Provided material:
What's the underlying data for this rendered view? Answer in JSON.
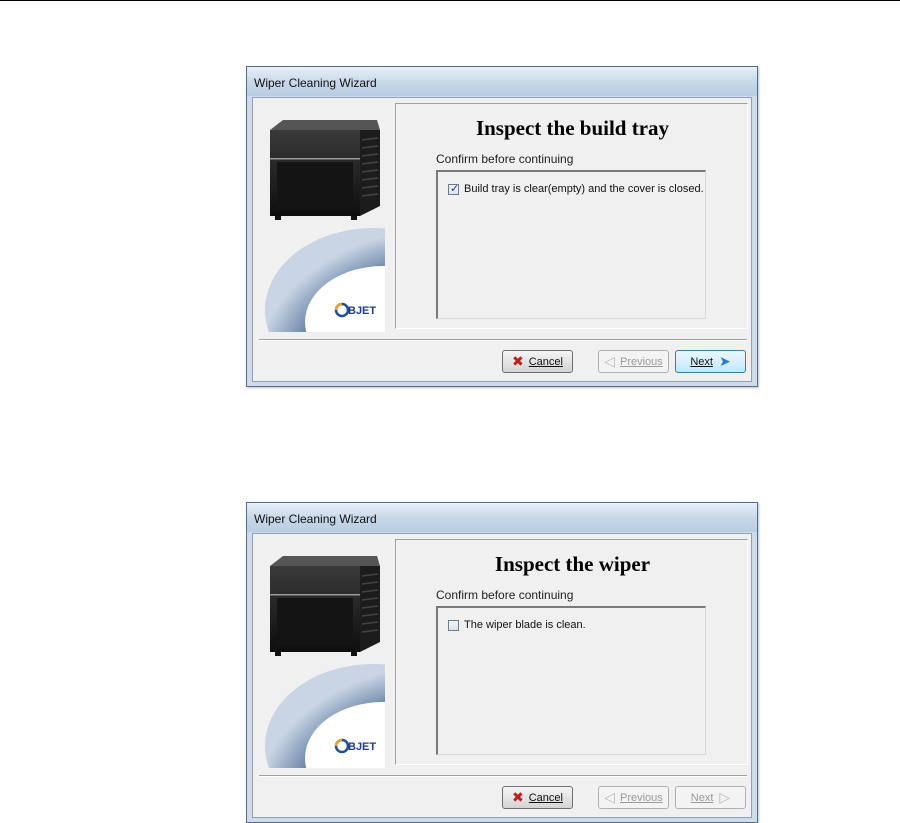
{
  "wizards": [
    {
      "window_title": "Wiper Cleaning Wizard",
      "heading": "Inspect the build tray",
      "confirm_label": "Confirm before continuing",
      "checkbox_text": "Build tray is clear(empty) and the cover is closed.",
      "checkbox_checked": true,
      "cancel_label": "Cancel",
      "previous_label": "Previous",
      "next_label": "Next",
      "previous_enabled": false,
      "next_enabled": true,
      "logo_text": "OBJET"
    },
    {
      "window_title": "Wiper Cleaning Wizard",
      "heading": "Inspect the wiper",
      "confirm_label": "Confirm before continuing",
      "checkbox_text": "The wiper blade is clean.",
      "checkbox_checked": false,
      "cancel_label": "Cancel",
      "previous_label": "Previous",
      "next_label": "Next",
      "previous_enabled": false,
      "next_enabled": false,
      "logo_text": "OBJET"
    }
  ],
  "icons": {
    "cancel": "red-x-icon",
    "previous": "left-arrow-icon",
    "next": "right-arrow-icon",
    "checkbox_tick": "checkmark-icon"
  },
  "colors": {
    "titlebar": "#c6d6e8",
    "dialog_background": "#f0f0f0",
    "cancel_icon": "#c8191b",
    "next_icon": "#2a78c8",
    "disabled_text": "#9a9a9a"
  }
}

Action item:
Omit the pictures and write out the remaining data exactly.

Response for this exercise:
What's the underlying data for this rendered view? Answer in JSON.
{
  "wizards": [
    {
      "window_title": "Wiper Cleaning Wizard",
      "heading": "Inspect the build tray",
      "confirm_label": "Confirm before continuing",
      "checkbox_text": "Build tray is clear(empty) and the cover is closed.",
      "checkbox_checked": true,
      "cancel_label": "Cancel",
      "previous_label": "Previous",
      "next_label": "Next",
      "previous_enabled": false,
      "next_enabled": true,
      "logo_text": "OBJET"
    },
    {
      "window_title": "Wiper Cleaning Wizard",
      "heading": "Inspect the wiper",
      "confirm_label": "Confirm before continuing",
      "checkbox_text": "The wiper blade is clean.",
      "checkbox_checked": false,
      "cancel_label": "Cancel",
      "previous_label": "Previous",
      "next_label": "Next",
      "previous_enabled": false,
      "next_enabled": false,
      "logo_text": "OBJET"
    }
  ],
  "icons": {
    "cancel": "red-x-icon",
    "previous": "left-arrow-icon",
    "next": "right-arrow-icon",
    "checkbox_tick": "checkmark-icon"
  },
  "colors": {
    "titlebar": "#c6d6e8",
    "dialog_background": "#f0f0f0",
    "cancel_icon": "#c8191b",
    "next_icon": "#2a78c8",
    "disabled_text": "#9a9a9a"
  }
}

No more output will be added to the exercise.